[[ Records supplied, beginning ]]

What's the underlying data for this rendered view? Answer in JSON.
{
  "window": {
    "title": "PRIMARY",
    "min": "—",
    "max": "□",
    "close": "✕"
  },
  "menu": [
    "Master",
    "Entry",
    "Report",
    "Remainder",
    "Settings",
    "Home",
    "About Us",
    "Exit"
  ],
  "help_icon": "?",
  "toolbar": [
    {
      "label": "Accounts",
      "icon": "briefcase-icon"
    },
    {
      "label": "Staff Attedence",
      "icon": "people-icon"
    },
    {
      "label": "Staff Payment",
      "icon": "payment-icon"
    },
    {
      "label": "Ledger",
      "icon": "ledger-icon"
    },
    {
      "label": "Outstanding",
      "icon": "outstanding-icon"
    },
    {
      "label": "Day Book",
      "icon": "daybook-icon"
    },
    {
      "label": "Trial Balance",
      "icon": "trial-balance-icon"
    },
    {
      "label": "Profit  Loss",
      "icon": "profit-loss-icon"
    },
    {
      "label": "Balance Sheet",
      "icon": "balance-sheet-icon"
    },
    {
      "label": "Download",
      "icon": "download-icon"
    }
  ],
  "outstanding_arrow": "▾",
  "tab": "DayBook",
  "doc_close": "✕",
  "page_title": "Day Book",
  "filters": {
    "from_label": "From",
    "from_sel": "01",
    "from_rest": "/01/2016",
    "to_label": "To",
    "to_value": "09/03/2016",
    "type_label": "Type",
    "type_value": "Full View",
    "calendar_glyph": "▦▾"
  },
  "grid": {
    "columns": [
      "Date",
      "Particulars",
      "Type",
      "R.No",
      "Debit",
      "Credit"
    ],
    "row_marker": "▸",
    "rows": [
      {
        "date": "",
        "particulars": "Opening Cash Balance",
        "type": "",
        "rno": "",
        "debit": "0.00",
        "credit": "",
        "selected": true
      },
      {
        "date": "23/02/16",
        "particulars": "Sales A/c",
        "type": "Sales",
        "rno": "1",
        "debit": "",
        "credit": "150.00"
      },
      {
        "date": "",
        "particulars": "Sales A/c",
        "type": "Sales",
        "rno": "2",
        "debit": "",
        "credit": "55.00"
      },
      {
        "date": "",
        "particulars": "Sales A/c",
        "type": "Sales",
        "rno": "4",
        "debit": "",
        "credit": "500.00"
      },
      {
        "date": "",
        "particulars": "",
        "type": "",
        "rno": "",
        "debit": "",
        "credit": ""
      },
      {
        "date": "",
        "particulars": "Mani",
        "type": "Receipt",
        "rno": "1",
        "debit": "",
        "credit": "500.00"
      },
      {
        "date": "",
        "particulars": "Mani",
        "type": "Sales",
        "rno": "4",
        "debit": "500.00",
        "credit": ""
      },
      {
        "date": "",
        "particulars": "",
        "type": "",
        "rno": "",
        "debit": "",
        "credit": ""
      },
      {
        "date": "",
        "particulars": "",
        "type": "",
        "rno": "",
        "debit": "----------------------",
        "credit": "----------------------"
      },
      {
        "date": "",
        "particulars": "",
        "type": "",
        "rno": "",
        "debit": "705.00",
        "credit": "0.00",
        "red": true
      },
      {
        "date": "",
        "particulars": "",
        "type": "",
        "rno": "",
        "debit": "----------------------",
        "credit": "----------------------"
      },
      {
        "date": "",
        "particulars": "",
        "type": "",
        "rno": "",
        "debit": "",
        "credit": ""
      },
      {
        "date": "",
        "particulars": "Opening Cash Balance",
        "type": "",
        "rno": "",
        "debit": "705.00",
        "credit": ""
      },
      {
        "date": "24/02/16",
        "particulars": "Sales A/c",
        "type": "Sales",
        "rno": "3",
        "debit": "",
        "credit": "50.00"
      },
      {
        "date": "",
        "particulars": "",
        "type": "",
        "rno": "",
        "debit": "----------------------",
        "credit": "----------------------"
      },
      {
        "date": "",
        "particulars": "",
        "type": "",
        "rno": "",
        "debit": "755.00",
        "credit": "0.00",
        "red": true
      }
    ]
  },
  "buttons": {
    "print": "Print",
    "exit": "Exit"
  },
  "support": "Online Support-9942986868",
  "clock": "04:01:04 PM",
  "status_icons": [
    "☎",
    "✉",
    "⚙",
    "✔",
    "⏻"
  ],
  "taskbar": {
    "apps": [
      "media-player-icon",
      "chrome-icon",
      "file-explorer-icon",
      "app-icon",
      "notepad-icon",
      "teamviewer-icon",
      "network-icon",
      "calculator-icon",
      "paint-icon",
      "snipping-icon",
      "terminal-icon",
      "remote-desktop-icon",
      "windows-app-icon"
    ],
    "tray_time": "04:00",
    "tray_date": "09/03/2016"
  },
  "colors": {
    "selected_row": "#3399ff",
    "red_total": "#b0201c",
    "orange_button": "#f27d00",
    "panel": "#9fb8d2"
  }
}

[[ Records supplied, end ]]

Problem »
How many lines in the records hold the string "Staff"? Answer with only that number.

Output »
2